A probe into the EUR5bn Société Générale rogue trading scandal by the French government has revealed that the bank was warned last year that its security systems and internal controls were lacking.
French Finance Minister Christine Lagarde told reporters that SocGen failed to apply appropriate controls over Jérome Kerviel, who was allegedly able to use loopholes in controls and circumvent risk management procedures to make a series of unauthorised bets on European futures.
Kerviel's deals eventually led the bank to reporting EUR4.9 billion in losses last month. It is thought that Kerviel's trades exceeded the bank's market value.
Lagarde's report states that inspections by the banking commission carried out in 2006-7 had led to recommendations that SocGen "strengthen the security of operations".
Lagarde told reporters that SocGen missed a number of "alarms", most notably in November when derivatives exchange Eurex alerted the French bank about the positions in Kerviel's book.
Although the report backs up SocGen's version of events, Lagarde has called on banks to reinforce "Chinese Walls" between the back, middle and front office and to monitor unusual behaviour - such as when a trader does not take holidays.
Reports emerged last week that Kerviel only took four days of holiday in 2007.
In a statement SocGen claims Lagarde's report "does not call into question the systems used to manage market risk".
"Concerning the controls which were successfully circumvented by the fraud, the measures which would have enabled its detection and prevention have already been implemented or will be put into place shortly," says the bank.
French prosecutors began the process of charging Kerviel with attempted fraud last week.

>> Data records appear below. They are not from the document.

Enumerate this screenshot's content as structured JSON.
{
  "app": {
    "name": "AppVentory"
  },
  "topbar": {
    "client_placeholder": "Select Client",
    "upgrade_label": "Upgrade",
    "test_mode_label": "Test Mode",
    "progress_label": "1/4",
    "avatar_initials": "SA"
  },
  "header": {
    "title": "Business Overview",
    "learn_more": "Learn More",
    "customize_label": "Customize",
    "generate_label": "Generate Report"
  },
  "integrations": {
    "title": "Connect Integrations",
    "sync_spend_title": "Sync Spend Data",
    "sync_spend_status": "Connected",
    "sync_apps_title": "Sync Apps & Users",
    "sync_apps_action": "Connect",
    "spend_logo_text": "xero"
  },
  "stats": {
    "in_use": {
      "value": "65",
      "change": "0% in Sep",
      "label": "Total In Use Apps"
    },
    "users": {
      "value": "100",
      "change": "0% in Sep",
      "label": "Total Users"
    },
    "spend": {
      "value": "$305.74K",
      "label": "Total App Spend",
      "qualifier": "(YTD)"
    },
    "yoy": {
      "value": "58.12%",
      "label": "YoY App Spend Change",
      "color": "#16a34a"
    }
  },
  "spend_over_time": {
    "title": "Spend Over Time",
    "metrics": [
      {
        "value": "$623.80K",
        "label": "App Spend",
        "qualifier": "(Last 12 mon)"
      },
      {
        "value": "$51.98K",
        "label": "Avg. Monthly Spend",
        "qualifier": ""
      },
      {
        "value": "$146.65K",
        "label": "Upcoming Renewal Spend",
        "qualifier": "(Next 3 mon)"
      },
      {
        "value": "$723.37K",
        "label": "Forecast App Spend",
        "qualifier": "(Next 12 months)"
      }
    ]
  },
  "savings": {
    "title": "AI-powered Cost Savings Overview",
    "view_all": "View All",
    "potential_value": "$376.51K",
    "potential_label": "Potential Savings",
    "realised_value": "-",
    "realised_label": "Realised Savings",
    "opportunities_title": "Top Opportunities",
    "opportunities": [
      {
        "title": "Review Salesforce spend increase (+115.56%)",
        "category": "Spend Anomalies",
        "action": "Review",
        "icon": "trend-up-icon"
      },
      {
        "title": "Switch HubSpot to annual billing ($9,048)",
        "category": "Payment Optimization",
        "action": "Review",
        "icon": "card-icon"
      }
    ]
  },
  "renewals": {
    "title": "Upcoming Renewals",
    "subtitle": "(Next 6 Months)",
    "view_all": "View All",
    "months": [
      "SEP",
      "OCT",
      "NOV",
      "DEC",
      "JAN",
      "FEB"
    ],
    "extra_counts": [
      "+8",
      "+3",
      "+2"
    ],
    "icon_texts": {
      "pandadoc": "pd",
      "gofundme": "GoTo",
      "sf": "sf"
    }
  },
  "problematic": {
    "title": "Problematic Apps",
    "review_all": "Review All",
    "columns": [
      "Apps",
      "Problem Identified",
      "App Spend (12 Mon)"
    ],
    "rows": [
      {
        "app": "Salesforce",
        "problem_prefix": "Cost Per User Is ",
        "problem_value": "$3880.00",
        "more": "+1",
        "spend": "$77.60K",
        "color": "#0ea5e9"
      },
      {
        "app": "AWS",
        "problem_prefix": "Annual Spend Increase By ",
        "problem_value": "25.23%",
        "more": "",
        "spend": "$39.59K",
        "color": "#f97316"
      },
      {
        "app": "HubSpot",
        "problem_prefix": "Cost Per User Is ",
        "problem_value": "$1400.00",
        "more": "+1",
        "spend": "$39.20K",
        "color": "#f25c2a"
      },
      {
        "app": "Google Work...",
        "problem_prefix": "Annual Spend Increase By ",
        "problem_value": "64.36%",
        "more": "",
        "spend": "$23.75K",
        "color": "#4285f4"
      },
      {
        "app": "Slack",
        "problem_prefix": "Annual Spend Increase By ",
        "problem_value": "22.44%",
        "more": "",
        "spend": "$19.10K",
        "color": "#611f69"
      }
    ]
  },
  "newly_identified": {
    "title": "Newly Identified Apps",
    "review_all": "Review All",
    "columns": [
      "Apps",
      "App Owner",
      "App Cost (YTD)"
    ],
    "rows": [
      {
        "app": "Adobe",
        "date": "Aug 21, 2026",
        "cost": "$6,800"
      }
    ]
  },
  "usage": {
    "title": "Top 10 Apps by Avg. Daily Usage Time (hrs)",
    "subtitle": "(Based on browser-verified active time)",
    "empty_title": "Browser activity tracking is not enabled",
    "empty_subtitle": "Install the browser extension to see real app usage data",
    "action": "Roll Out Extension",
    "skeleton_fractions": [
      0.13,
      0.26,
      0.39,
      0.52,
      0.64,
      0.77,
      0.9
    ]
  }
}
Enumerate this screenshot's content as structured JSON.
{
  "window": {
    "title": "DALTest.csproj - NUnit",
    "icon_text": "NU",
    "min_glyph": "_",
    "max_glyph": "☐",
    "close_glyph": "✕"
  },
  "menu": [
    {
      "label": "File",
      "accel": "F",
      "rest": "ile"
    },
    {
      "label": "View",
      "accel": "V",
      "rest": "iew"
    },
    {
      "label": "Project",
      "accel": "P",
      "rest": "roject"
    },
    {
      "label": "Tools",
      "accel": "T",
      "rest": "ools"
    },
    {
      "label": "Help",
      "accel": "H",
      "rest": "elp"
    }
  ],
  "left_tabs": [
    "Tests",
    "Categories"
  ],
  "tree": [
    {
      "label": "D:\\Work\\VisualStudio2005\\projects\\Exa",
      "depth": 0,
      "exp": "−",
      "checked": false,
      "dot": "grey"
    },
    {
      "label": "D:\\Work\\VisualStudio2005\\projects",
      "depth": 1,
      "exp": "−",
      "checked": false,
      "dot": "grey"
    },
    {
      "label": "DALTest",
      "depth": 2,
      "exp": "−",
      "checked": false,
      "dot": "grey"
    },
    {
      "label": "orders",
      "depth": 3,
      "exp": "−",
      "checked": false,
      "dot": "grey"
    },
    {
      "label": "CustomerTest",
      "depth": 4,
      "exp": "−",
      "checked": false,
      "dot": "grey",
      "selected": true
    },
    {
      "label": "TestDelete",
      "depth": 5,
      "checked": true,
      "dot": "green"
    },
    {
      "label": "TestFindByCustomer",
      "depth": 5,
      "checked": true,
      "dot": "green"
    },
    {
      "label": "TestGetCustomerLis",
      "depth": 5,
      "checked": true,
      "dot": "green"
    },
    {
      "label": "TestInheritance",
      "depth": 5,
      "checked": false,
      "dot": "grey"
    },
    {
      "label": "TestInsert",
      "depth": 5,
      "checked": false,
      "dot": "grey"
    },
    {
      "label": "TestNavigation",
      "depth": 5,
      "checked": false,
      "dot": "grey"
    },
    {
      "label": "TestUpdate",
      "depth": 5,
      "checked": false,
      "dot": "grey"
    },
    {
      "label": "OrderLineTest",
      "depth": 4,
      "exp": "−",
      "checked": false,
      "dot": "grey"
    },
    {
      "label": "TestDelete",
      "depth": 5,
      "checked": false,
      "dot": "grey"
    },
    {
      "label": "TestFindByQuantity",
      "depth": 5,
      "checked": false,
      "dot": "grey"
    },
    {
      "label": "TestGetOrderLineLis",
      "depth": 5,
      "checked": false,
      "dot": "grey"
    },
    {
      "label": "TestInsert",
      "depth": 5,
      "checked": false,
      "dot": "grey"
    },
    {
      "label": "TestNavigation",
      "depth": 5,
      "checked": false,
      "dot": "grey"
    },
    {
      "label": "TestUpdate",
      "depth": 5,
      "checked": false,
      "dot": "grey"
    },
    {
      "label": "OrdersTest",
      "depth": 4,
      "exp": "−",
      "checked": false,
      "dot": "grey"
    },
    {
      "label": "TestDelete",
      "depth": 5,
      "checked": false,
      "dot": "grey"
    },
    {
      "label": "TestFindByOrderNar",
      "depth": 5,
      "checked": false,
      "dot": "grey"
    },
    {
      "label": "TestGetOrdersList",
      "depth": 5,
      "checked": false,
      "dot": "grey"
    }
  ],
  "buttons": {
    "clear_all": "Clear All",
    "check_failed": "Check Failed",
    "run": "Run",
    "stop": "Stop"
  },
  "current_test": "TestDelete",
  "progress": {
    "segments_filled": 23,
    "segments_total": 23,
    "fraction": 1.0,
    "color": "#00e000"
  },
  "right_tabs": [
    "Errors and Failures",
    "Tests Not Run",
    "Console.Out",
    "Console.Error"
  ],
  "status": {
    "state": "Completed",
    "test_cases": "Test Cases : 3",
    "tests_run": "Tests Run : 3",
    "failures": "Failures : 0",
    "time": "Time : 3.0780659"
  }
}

The 31-year old has reportedly admitted to hacking into computers and faking e-mails to hide his positions. The trader was released on police bail last week. However a hearing at which his bail will be challenged will take place on 8 February.